> _PROBLEM_: The answer must be a single number: the count of lines in these records that hold "Tolk".

> _INPUT MATERIAL_:
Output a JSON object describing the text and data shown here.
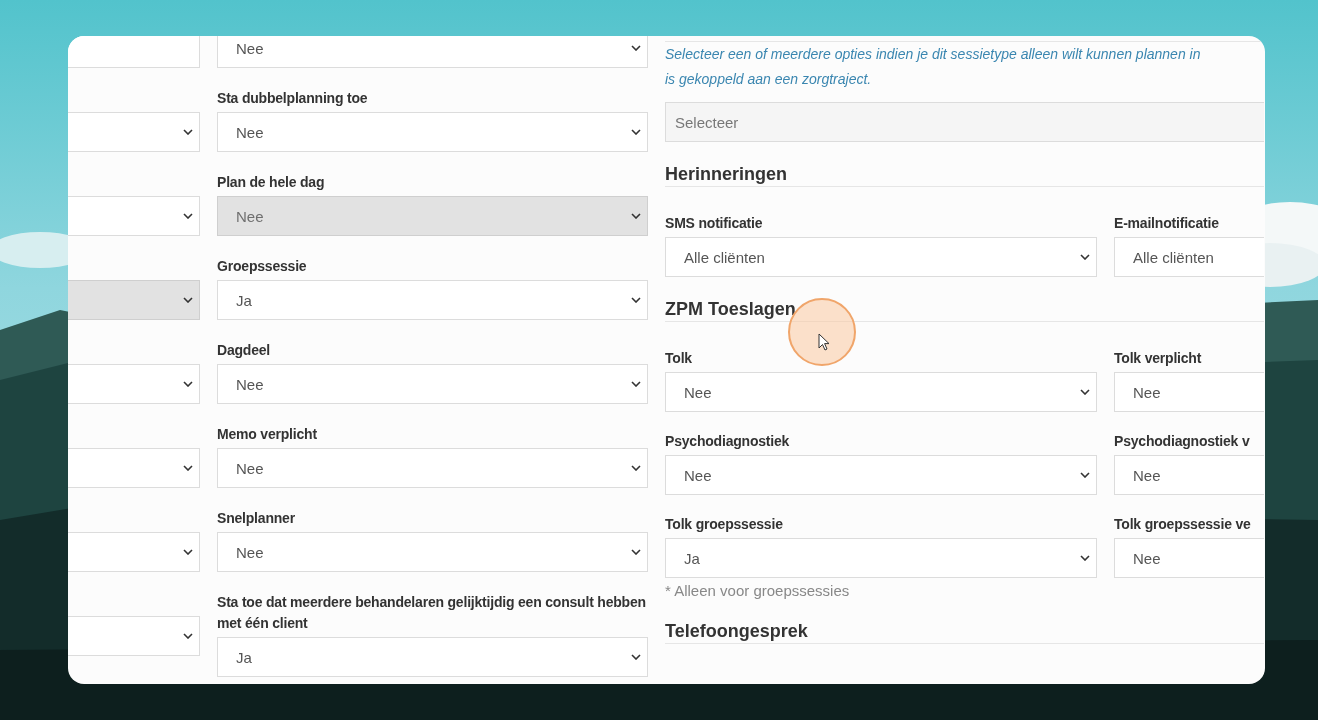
{
  "left_column": {
    "fields": [
      {
        "kind": "text",
        "disabled": false
      },
      {
        "kind": "select",
        "disabled": false
      },
      {
        "kind": "select",
        "disabled": false
      },
      {
        "kind": "select",
        "disabled": true
      },
      {
        "kind": "select",
        "disabled": false
      },
      {
        "kind": "select",
        "disabled": false
      },
      {
        "kind": "select",
        "disabled": false
      },
      {
        "kind": "select",
        "disabled": false
      }
    ]
  },
  "middle_column": {
    "fields": [
      {
        "value": "Nee",
        "disabled": false
      },
      {
        "label": "Sta dubbelplanning toe",
        "value": "Nee",
        "disabled": false
      },
      {
        "label": "Plan de hele dag",
        "value": "Nee",
        "disabled": true
      },
      {
        "label": "Groepssessie",
        "value": "Ja",
        "disabled": false
      },
      {
        "label": "Dagdeel",
        "value": "Nee",
        "disabled": false
      },
      {
        "label": "Memo verplicht",
        "value": "Nee",
        "disabled": false
      },
      {
        "label": "Snelplanner",
        "value": "Nee",
        "disabled": false
      },
      {
        "label": "Sta toe dat meerdere behandelaren gelijktijdig een consult hebben met één client",
        "value": "Ja",
        "disabled": false
      }
    ]
  },
  "right_panel": {
    "sections": [
      {
        "hint_lines": [
          "Selecteer een of meerdere opties indien je dit sessietype alleen wilt kunnen plannen in",
          "is gekoppeld aan een zorgtraject."
        ],
        "select": {
          "placeholder": "Selecteer"
        }
      },
      {
        "heading": "Herinneringen",
        "rows": [
          [
            {
              "label": "SMS notificatie",
              "value": "Alle cliënten"
            },
            {
              "label": "E-mailnotificatie",
              "value": "Alle cliënten"
            }
          ]
        ]
      },
      {
        "heading": "ZPM Toeslagen",
        "rows": [
          [
            {
              "label": "Tolk",
              "value": "Nee"
            },
            {
              "label": "Tolk verplicht",
              "value": "Nee"
            }
          ],
          [
            {
              "label": "Psychodiagnostiek",
              "value": "Nee"
            },
            {
              "label": "Psychodiagnostiek v",
              "value": "Nee"
            }
          ],
          [
            {
              "label": "Tolk groepssessie",
              "value": "Ja"
            },
            {
              "label": "Tolk groepssessie ve",
              "value": "Nee"
            }
          ]
        ],
        "note": "* Alleen voor groepssessies"
      },
      {
        "heading": "Telefoongesprek"
      }
    ]
  }
}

> _EXERCISE ANSWER_: 4